(b.) The longer Regula, said to have been written in the Egyptian (Sahidic?) language, translated into Greek, is extant in a Latin version made from the Greek by Jerome. It is preceded by a Prefatio, in which Jerome gives an account of the monasteries of Tabenna as they were in his time. Cave (Hist Litter. ad ann. 340, in 1, 208 [ed. Oxf. 1740-1743]) disputes the genuineness of the Regula, and questions not only the title of Pachomius to the authorship of it, but also the title of Jerome to be regarded as the translator. He thinks that it may embody the rule of Pachomius as augmented by his successors. It is remarkable that this Regula, which comprehends in all one hundred and ninety-four articles, is divided into several parts, each with separate titles; and Tillemont supposes, therefore, that they are separate pieces collected and arranged by Benedictus Anianus. This Regula was first published at Rome by Achilles Statius, A.D. 115, and then by Petrus Ciacconus, also at Rome, A.D. 1588. It was inserted in the Supplementum Bibliothecae Patrum of Morellus (Paris, 1639), vol. 1; in the Bibliotheca Patrum Ascetica (ibid. 1661), vol. 1; in the Codex Regularum of Holstenius (Rome,ῥ1661); and in successive editions of the fathers.
(2.) Monita, extant in a Latin version, first published by Gerard Vossius with the works of Gregorius Thaumaturgus (Mayence, 1604), and given in the Bibliotheca Patrum (ut supra).
(3.) SS. PP. Pachomii et Theodori Epistole et Verba Mystica. Eleven of these letters are by Pachomius. They abound in incomprehensible allusions to certain mysteries contained in or signified by the letters of the Greek alphabet.

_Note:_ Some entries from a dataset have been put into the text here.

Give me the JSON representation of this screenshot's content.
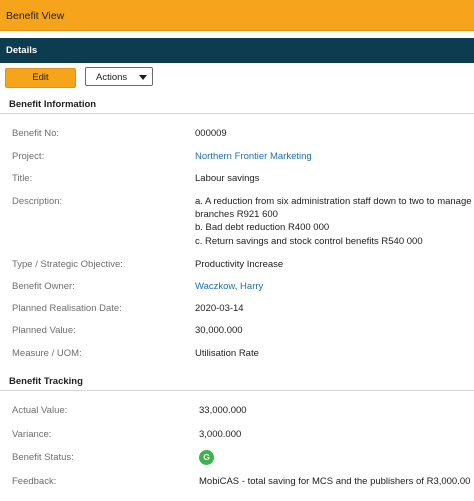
{
  "header": {
    "title": "Benefit View"
  },
  "details": {
    "title": "Details"
  },
  "toolbar": {
    "edit_label": "Edit",
    "actions_label": "Actions"
  },
  "benefit_information": {
    "section_title": "Benefit Information",
    "benefit_no": {
      "label": "Benefit No:",
      "value": "000009"
    },
    "project": {
      "label": "Project:",
      "value": "Northern Frontier Marketing"
    },
    "title": {
      "label": "Title:",
      "value": "Labour savings"
    },
    "description": {
      "label": "Description:",
      "lines": [
        "a. A reduction from six administration staff down to two to manage",
        "branches R921 600",
        "b. Bad debt reduction R400 000",
        "c. Return savings and stock control benefits R540 000"
      ]
    },
    "objective": {
      "label": "Type / Strategic Objective:",
      "value": "Productivity Increase"
    },
    "owner": {
      "label": "Benefit Owner:",
      "value": "Waczkow, Harry"
    },
    "realisation_date": {
      "label": "Planned Realisation Date:",
      "value": "2020-03-14"
    },
    "planned_value": {
      "label": "Planned Value:",
      "value": "30,000.000"
    },
    "measure": {
      "label": "Measure / UOM:",
      "value": "Utilisation Rate"
    }
  },
  "benefit_tracking": {
    "section_title": "Benefit Tracking",
    "actual_value": {
      "label": "Actual Value:",
      "value": "33,000.000"
    },
    "variance": {
      "label": "Variance:",
      "value": "3,000.000"
    },
    "status": {
      "label": "Benefit Status:",
      "badge": "G",
      "color": "#3db34a"
    },
    "feedback": {
      "label": "Feedback:",
      "value": "MobiCAS - total saving for MCS and the publishers of R3,000.00"
    }
  }
}
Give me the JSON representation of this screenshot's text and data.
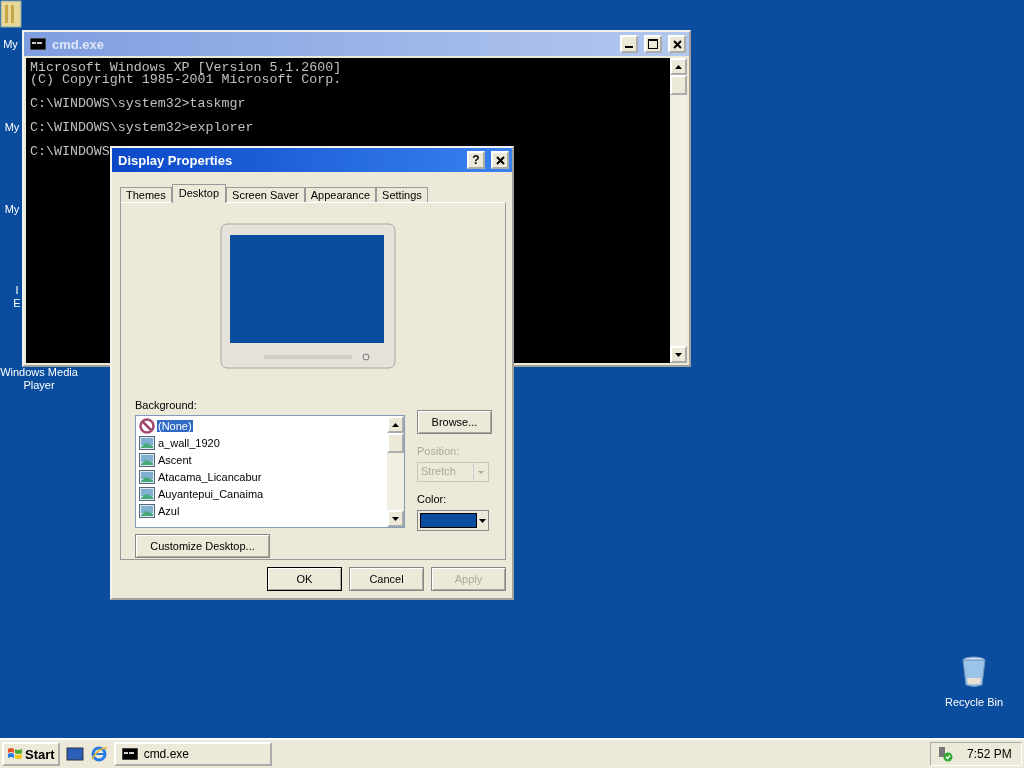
{
  "desktop_icons": [
    {
      "lines": [
        "My"
      ],
      "kind": "folder"
    },
    {
      "lines": [
        "My"
      ],
      "kind": "none"
    },
    {
      "lines": [
        "My"
      ],
      "kind": "none"
    },
    {
      "lines": [
        "I",
        "E"
      ],
      "kind": "none"
    },
    {
      "lines": [
        "Windows Media",
        "Player"
      ],
      "kind": "none"
    },
    {
      "lines": [
        "Recycle Bin"
      ],
      "kind": "bin"
    }
  ],
  "cmd_window": {
    "title": "cmd.exe",
    "console_blocks": [
      [
        "Microsoft Windows XP [Version 5.1.2600]",
        "(C) Copyright 1985-2001 Microsoft Corp."
      ],
      [
        "C:\\WINDOWS\\system32>taskmgr"
      ],
      [
        "C:\\WINDOWS\\system32>explorer"
      ],
      [
        "C:\\WINDOWS"
      ]
    ]
  },
  "dialog": {
    "title": "Display Properties",
    "help_button": "?",
    "tabs": [
      {
        "label": "Themes",
        "selected": false
      },
      {
        "label": "Desktop",
        "selected": true
      },
      {
        "label": "Screen Saver",
        "selected": false
      },
      {
        "label": "Appearance",
        "selected": false
      },
      {
        "label": "Settings",
        "selected": false
      }
    ],
    "background_label": "Background:",
    "backgrounds": [
      {
        "label": "(None)",
        "kind": "none",
        "selected": true
      },
      {
        "label": "a_wall_1920",
        "kind": "image",
        "selected": false
      },
      {
        "label": "Ascent",
        "kind": "image",
        "selected": false
      },
      {
        "label": "Atacama_Licancabur",
        "kind": "image",
        "selected": false
      },
      {
        "label": "Auyantepui_Canaima",
        "kind": "image",
        "selected": false
      },
      {
        "label": "Azul",
        "kind": "image",
        "selected": false
      }
    ],
    "browse_button": "Browse...",
    "position": {
      "label": "Position:",
      "value": "Stretch",
      "disabled": true
    },
    "color_label": "Color:",
    "customize_button": "Customize Desktop...",
    "buttons": [
      {
        "label": "OK",
        "disabled": false,
        "default": true
      },
      {
        "label": "Cancel",
        "disabled": false,
        "default": false
      },
      {
        "label": "Apply",
        "disabled": true,
        "default": false
      }
    ]
  },
  "taskbar": {
    "start": "Start",
    "tasks": [
      {
        "label": "cmd.exe",
        "selected": false
      }
    ],
    "clock": "7:52 PM"
  }
}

They are extant in the Latin version of Jerome (Opera, l.c., and Bibliotheca Patrum, l.c.), who subjoined them as an Appendix to the Regula, but without explaining, probably without understanding, the hidden signification of the alphabetical characters, apparently employed as ciphers, to which the-correspondents of Pachomius had the key (comp. Gennadius, De Viris Illustr. c. vii; Sozomen, Hist. Eccles. 3, 14). (4.) Ε᾿κ τῶν ἐντολῶν τοῦ ἁγίου Παχουμίου,Praecepta S. Pachomii s. Pachumnii, first published in the Acta Sanctorum (MIaii, vol. 3), in Latin in the body of the work, p. 346, and in the original Greek in the Appendix, p. 62, and reprinted in the Bibliotheca Patrum of Galland (vol. 4), where all the extant works are given.

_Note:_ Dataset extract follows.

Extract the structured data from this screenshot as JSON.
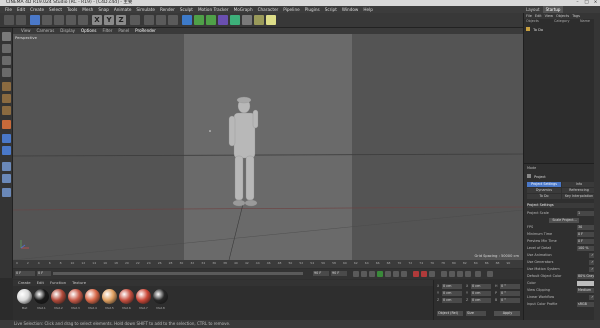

There is a prolix life of Pachomius, entitled βίος τοῦ ἁγίου Παχουμίου, Vita S. Pachumim barbarous Greek, the translation perhaps of a Sahidic original, by a monk of the generation immediately succeeding Pachomius; there is also a second memoir, or extract, either by the writer of the life, or by some other writer of the same period, supplementary to the first work, and to this the title Paralipomena de SS. Pachomio et Theodoro has been prefixed; and there is an account of Pachomius in a letter from Ammon, an Egyptian bishop, to Theophilus, patriarch of Alexandria, Ε᾿πιστολὴ Α᾿μμῶνος ἐπισκόπου περὶ πολιτείας καὶ βίου μερικοῦ Παχουμίου καὶ θεοδώρου, Epistola Ammonis Episccpi de Conversatione ac Vitce Parte Pachumii et Theodori. All these pieces are given by the Bollandists, both in the Latin version (p. 295-351) and in the original (Appendix, p. 25- 71), in the Acta Sanctorum (Maii, vol. 3), with the usual introduction by Papebroche.
See Acta Sanctorum, sub Mai. 14; Tillemont, Memoires, 7:167-235; Schaff, Church Hist. 2, 195-198; Neander, Church Hist. vol. 2; Gennadius, De Viris Illustribus, cap. 7; Smith, Dict. of Greek and Roman Biogr. and Mythol. vol. 2, s.v.; Ceillier, Hist. Ginerale des Auteurs Sacres et Eccles. 3, 357 sq. Stud. u. Krit. 1864, No. 1; Milman, Hist. of Christianity; Mosheim, Eccles. Hist. vol. 1; Lea, Hist. of Sacerdotal Celibacy. SEE MONASTERY; SEE MONASTICISM; SEE MONK; and the literature on early MONASTICISM.